Playing Sonny in “The Godfather” earned Caan an Oscar nomination and made him a star of the 1970s, an era where he was offered just about every solid male role and turned down quite a few of them. He was born in the Bronx and raised in Queens, the son of Jewish immigrants from Germany. Caan played football at school (he always kept his formidable physique), then went to Hofstra University, and one of his fellow students there was Francis Ford Coppola, the director of “The Godfather.”

Caan studied serious acting with Sanford Meisner at the Neighborhood Playhouse for five years, and this paid off, because at his best he was very in the moment, and this is what made his Sonny Corleone so alive. “I just fell in love with acting,” he said. “Of course all my improvisations ended in violence.” He made TV appearances in the 1960s, put a knife around the neck of future erotica director Zalman King for an episode of “The Alfred Hitchcock Hour”, and he turned down a regular TV series because he was more interested in it. prove themselves as an actor and less interested in making a lot of money.

“Lady in a Cage”

Caan threatened Olivia de Havilland in the exploitation photo”Lady in a cage” (1964), where he walked around in ultra-tight jeans and showed off his hairy chest while rubbing poor de Havilland’s nose in the lowest vulgarities he could think of. Like many actors of his day, it was clear that Caan was influenced by the rebellious mannerisms of Marlon Brando and James Dean, and with Caan this mimicry was spiced up with its own very distinctive sexuality, which is why his Sonny Corleone sometimes walks around like a peacock. and girls whisper and laugh at his carnal intensity. Caan collaborated with Howard Hawks on “Red line 7000” (1965) and “The Golden” (1967) and Robert Altman on “countdown” (1968), and he continued to show promise and a smiling confidence that could sometimes have a nasty edge.

Caan showed some range when he was cast by Coppola as a former footballer who was mentally challenged on the pitch in the moody character study’The Rain People” (1969), which contains one of his most appealing and vulnerable performances, but he got more attention for the TV weepie”Brian’s song” (1971) before Sonny Corleone made him a star and he went on a star tour that involved a lot of drug use and many visits to the Playboy house.

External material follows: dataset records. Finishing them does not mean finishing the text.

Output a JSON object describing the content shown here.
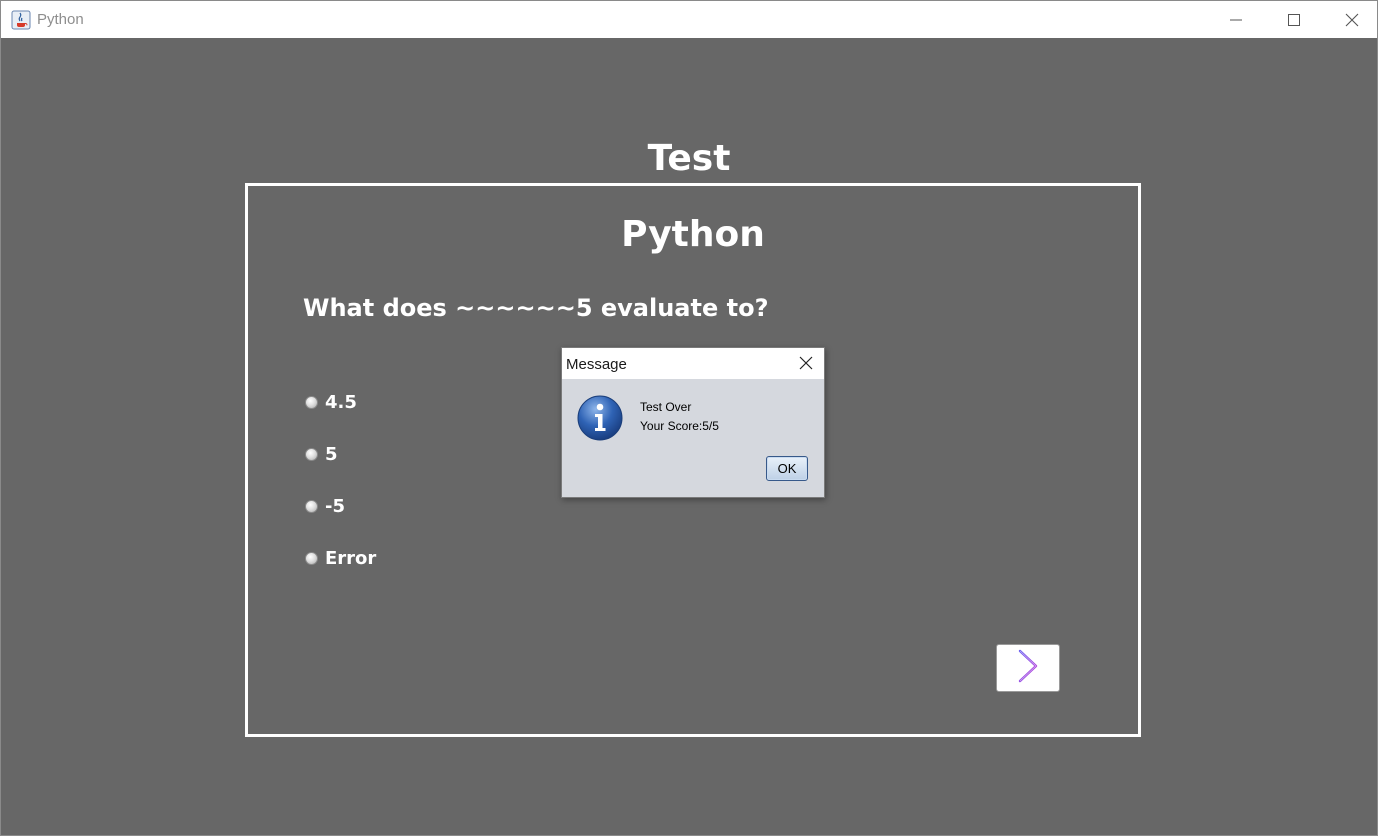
{
  "window": {
    "title": "Python",
    "controls": [
      "minimize-icon",
      "maximize-icon",
      "close-icon"
    ]
  },
  "header": {
    "title": "Test"
  },
  "quiz": {
    "subject": "Python",
    "question": "What does ~~~~~~5 evaluate to?",
    "options": [
      {
        "label": "4.5",
        "selected": false
      },
      {
        "label": "5",
        "selected": false
      },
      {
        "label": "-5",
        "selected": false
      },
      {
        "label": "Error",
        "selected": false
      }
    ],
    "next_icon": "chevron-right-icon"
  },
  "dialog": {
    "title": "Message",
    "icon": "info-icon",
    "line1": "Test Over",
    "line2": "Your Score:5/5",
    "ok_label": "OK"
  },
  "colors": {
    "background": "#676767",
    "panel_border": "#ffffff",
    "text": "#ffffff",
    "info_blue": "#2a5aa8",
    "chevron": "#8a4fd6"
  }
}
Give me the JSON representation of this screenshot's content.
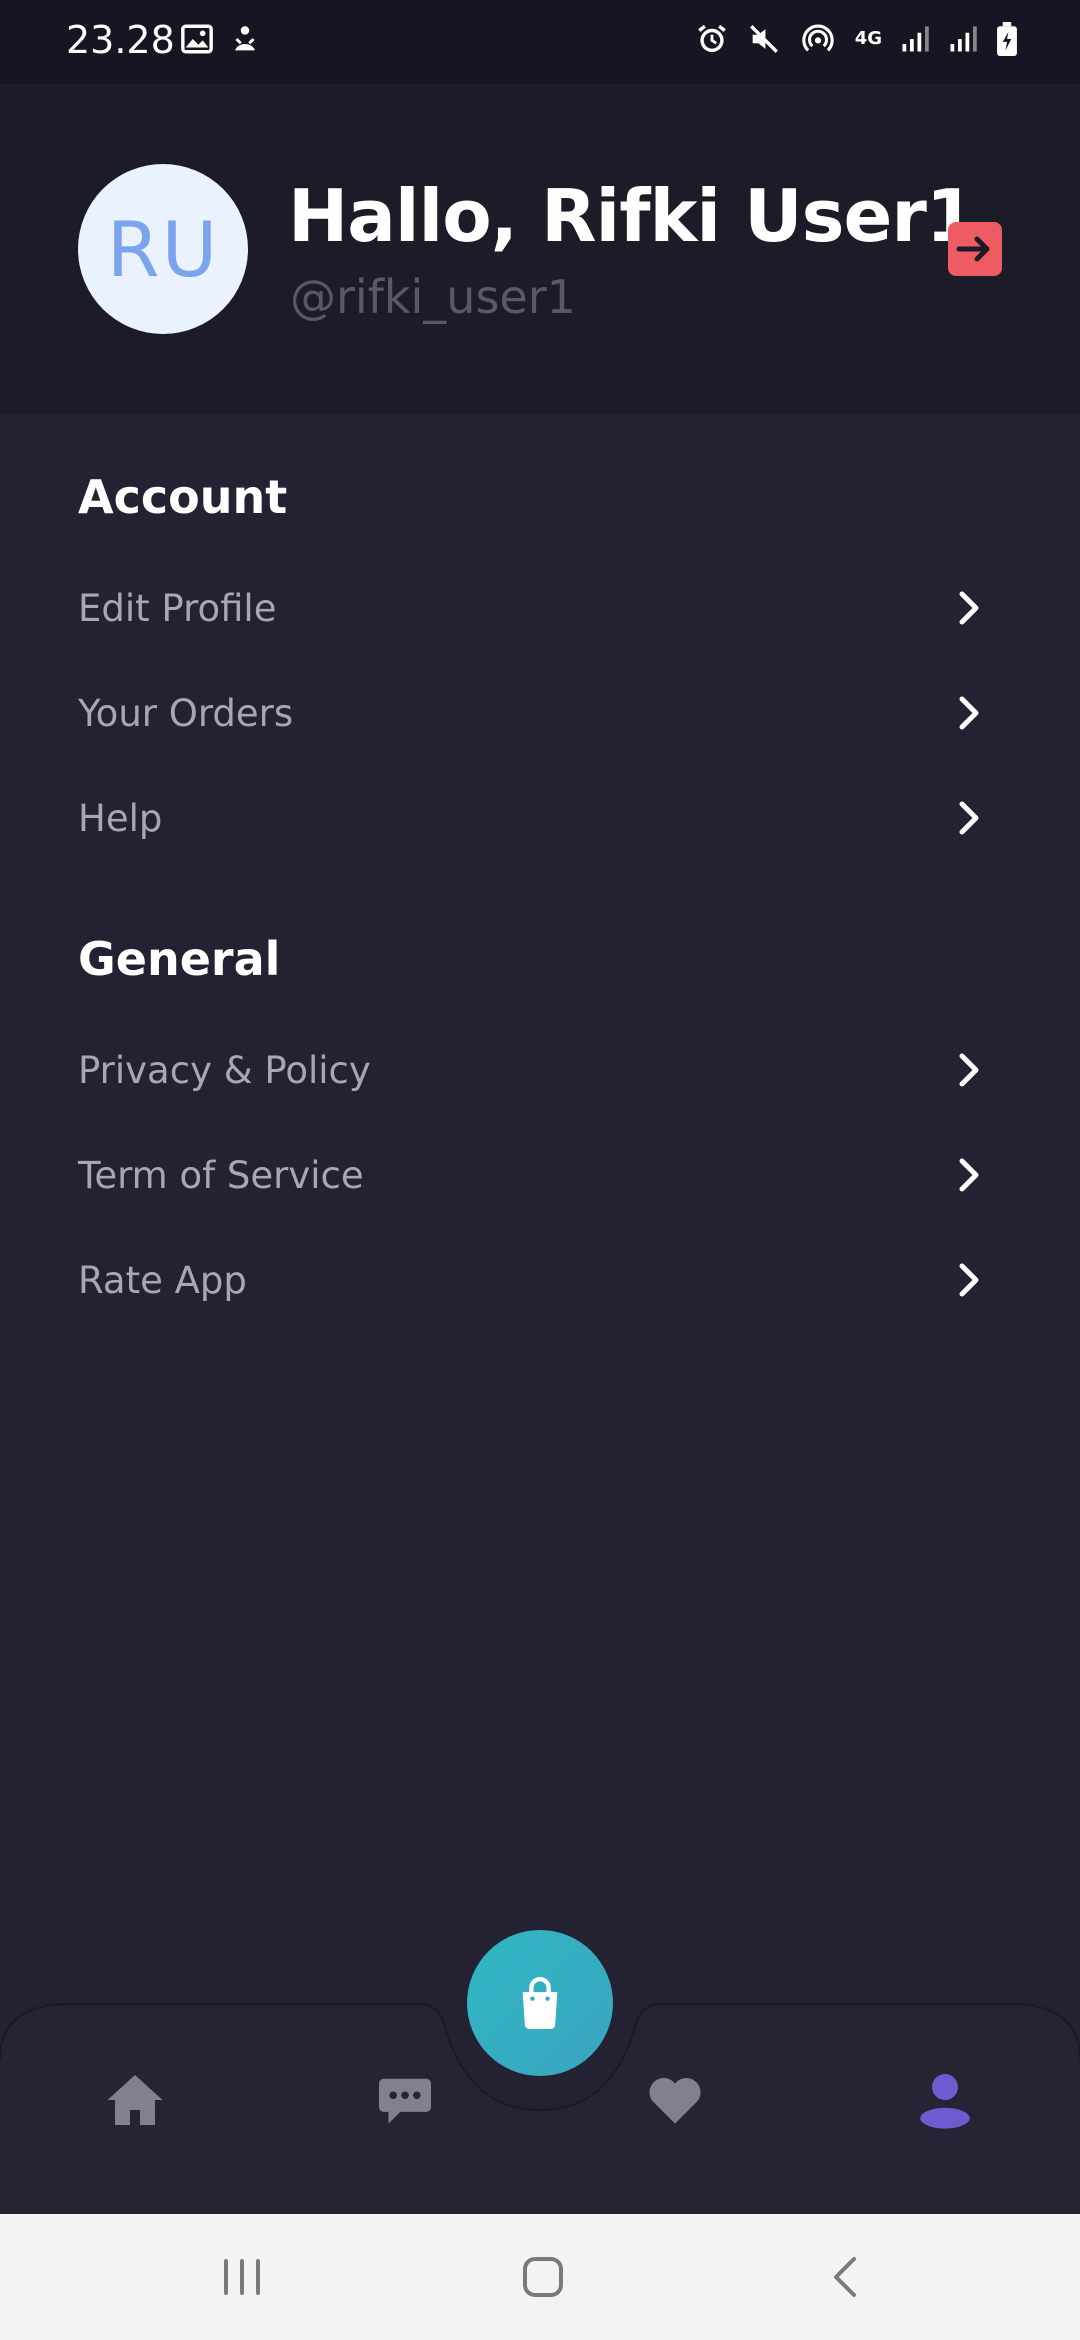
{
  "status_bar": {
    "time": "23.28",
    "network": "4G"
  },
  "profile": {
    "initials": "RU",
    "greeting": "Hallo, Rifki User1",
    "username": "@rifki_user1"
  },
  "sections": {
    "account": {
      "title": "Account",
      "items": [
        "Edit Profile",
        "Your Orders",
        "Help"
      ]
    },
    "general": {
      "title": "General",
      "items": [
        "Privacy & Policy",
        "Term of Service",
        "Rate App"
      ]
    }
  },
  "bottom_nav": {
    "items": [
      "home-icon",
      "chat-icon",
      "heart-icon",
      "profile-icon"
    ],
    "active": "profile-icon",
    "fab_icon": "shopping-bag-icon"
  },
  "colors": {
    "background": "#242232",
    "header": "#1c1b28",
    "accent": "#6c5ccf",
    "fab": "#33adc1",
    "logout": "#ef5b62"
  }
}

It cannot be said that Caan always chose his projects wisely in his heyday in the 1970s. He had some chemistry with Barbra Streisand in “Funny Lady” (1975), especially in an obviously improvised scene where they throw face powder on each other, but in other films saw Caan casting way beyond his best levels, such as “Chapter Two” (1979), where he is very unconvincing as a Neil Simon-esque playwright and seems to know how misguided he is. When he directed a movie called “Hide in plain sight” (1980), did not find it an audience.